The recent intensification of violence in the Democratic Republic of Congo ("DRC") is but a recent surge in a war that has claimed now, over 5.4 million lives, despite a so-called peace agreement entered into in January of this year. The media, for the past several weeks, has been flooded with reports of displaced victims and images of injured or dead civilians, often children. While the horrendous human rights violations and systemic use of violence by all parties (government and various rebel groups) never stopped, this renewed violence gives cause for further concern and a call to rise to action.

The victims of the atrocities are countless. And yet, in the midst of this pervasive violence -- indeed, because of it -- some have found the courage to speak out against government-sponsored violence, particularly violence against women, which is grossly underreported and often unpunished. In the DRC, women are still considered second-class citizens, and are themselves punished (by their families and communities) for the rape and other sexual abuse to which they are subjected.

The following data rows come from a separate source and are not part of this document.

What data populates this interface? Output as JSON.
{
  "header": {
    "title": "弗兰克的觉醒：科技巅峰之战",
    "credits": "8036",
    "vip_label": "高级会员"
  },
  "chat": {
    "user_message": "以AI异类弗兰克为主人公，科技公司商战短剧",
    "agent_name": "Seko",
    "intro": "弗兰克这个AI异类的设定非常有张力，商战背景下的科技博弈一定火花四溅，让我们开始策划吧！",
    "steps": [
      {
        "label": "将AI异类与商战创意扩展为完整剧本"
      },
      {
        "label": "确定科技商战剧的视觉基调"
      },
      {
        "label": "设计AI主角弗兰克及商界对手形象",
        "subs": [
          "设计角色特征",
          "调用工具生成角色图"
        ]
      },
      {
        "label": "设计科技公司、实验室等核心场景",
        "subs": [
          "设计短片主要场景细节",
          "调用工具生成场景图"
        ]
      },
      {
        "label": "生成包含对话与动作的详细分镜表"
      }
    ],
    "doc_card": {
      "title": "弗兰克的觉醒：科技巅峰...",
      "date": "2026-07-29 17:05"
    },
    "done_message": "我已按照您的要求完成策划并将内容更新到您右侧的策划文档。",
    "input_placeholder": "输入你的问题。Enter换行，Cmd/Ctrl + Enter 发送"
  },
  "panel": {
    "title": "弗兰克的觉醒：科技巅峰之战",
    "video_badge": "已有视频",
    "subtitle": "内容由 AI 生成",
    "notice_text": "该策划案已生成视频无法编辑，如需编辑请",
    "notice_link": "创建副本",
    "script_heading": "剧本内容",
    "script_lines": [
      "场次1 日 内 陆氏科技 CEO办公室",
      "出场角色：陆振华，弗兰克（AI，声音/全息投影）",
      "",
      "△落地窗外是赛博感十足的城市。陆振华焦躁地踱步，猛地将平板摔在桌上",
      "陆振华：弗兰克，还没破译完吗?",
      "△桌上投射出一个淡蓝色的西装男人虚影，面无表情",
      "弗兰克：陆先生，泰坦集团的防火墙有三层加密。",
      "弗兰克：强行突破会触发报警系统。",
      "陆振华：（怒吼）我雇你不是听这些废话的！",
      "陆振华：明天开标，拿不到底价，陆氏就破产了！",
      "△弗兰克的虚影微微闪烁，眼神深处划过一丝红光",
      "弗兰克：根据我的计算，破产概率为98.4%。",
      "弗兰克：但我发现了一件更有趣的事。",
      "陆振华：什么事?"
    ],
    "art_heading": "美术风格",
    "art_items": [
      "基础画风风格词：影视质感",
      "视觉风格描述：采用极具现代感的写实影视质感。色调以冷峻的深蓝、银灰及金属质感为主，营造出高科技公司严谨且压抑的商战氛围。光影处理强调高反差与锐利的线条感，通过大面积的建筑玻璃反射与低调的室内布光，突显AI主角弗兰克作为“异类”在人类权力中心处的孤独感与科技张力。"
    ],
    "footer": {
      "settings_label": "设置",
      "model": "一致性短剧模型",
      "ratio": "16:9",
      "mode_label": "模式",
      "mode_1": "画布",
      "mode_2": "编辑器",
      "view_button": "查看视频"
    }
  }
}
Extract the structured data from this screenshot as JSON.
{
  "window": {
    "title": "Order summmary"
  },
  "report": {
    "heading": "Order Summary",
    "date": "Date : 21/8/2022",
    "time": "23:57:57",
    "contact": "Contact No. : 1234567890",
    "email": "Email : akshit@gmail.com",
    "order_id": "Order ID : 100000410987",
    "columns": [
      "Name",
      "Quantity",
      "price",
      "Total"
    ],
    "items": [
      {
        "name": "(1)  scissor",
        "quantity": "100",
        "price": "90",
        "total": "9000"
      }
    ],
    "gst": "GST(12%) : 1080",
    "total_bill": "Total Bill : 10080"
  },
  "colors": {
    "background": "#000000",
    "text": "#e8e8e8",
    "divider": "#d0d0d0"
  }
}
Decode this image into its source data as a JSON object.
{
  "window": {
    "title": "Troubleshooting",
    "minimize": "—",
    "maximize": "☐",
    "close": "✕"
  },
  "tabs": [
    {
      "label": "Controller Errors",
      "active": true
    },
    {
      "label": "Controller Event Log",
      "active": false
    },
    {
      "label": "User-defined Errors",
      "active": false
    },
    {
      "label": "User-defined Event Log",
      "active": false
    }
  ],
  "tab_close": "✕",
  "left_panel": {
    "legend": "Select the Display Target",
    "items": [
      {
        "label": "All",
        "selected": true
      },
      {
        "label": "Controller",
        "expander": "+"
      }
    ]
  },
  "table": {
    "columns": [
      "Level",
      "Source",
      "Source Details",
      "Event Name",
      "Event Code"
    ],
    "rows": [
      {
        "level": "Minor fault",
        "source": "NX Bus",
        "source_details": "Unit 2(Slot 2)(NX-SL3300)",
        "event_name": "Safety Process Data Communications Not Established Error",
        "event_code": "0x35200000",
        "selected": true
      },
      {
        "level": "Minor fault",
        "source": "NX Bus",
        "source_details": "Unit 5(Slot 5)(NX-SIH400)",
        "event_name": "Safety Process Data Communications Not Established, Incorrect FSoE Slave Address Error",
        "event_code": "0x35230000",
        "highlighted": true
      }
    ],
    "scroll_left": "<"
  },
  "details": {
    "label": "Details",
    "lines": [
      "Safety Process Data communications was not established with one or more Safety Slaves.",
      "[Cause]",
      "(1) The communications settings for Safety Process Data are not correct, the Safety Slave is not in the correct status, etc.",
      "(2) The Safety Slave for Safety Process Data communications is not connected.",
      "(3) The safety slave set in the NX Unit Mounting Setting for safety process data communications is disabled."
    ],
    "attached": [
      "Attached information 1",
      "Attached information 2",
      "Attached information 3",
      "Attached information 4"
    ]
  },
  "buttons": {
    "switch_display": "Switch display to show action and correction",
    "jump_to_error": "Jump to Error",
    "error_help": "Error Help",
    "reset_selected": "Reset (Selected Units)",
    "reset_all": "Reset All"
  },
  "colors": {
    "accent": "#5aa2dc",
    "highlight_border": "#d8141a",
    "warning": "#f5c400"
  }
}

I met one such young woman who had, as the cliché goes, "had enough" of the human rights violations she observed on a daily basis. After witnessing her cousin and close friend killed by government police for no reason other than being at the wrong place at the wrong time, Cassandra,[1] took action. She began to write letters to her mayor and governor, and organized a candlelight vigil in honor of her murdered friend. The police dispersed this peaceful demonstration with violence. Her basic request was that women be treated equally -- have the same rights as men. She was laughed at. Then threatened. She joined a women's rights group that had recently been formed in her town, and very quickly assumed a leadership position in the organization. The group discussed such innocuous topics as organizing a plan for community awareness and safety (i.e., women should not walk alone at night), and teaching basic human rights to the community. In response, the police called her a "trouble maker" and told her she would "pay with her life" for continuing her peaceful criticism of the government. They also told her they would kill the remaining members of her family, or make sure she would never see them again.

Despite these threats, Cassandra continued to fight for her cause -- the cause of so many oppressed people. She fought until the night the police came to her house, beat her and her husband, and carted her off to prison. Her crime? The government asked her who, or what organization or opposition group was behind her women's rights group, for they could not imagine that women could, would, or should, organize to help themselves. It was unfathomable that women, particularly a young woman like Cassandra, could have the courage and strength to stand up to the brutality of the regime.

As Cassandra was beaten and sexually abused on a daily basis in prison, the guards continued to interrogate her regarding her so-called supporters. Because Cassandra was telling the truth when she told them that her group had no sponsors, and because this truth was beyond the understanding of her captors, she was mercilessly violated. After two weeks in prison, Cassandra was sent to meet with the head executioner for a formal interrogation. Fortuitously, the head executioner was a family friend who recognized Cassandra and believed her when she said that no opposition group was sponsoring her activities. Knowing full-well that Cassandra's fate was to continue to be tortured, beaten, sexually abused, and deprived of food and water until the day she would finally be executed, this family friend helped Cassandra plan her escape from the abominable prison and instructed her to leave the country. Cassandra crossed the border into Zambia where, out of desperation and fear for her life, she used the visa of her cousin and came to Los Angeles, where she now resides. She left behind a child of a year and a half and does not know of the whereabouts of her husband -- or whether he is still alive.

Cassandra now works two jobs. After I helped her apply and obtain her work authorization, Cassandra has been a tax-paying member of society -- working legally and contributing to our economy. Her dream is to become a nurse -- furthering her consistent desire to help people, in any way she can. She was declined financial aid because she is not a United States citizen, and does not have the funds to pay for the tuition. Her career, and dream, is thus, once again, thwarted.

Cassandra has been in removal proceedings before the United States Immigration Court since May 2007. I met Cassandra last August, when she desperately needed an attorney to help her navigate the complexities of the Immigration Court and asylum proceedings. I felt an overwhelming sense of urgency in helping Cassandra stay here in the United States, where she can continue her advocacy work without fear of reprisal.

We are asking the court to grant her asylum under the Immigration and Nationality Act and the Convention Against Torture. If she is forced to return, she will surely be captured, imprisoned, tortured, and killed. I want Cassandra to know that political expression, particularly the fight for equality, is something that is not only tolerated in the U.S., but very much revered.

[1] Name has been changed for her protection.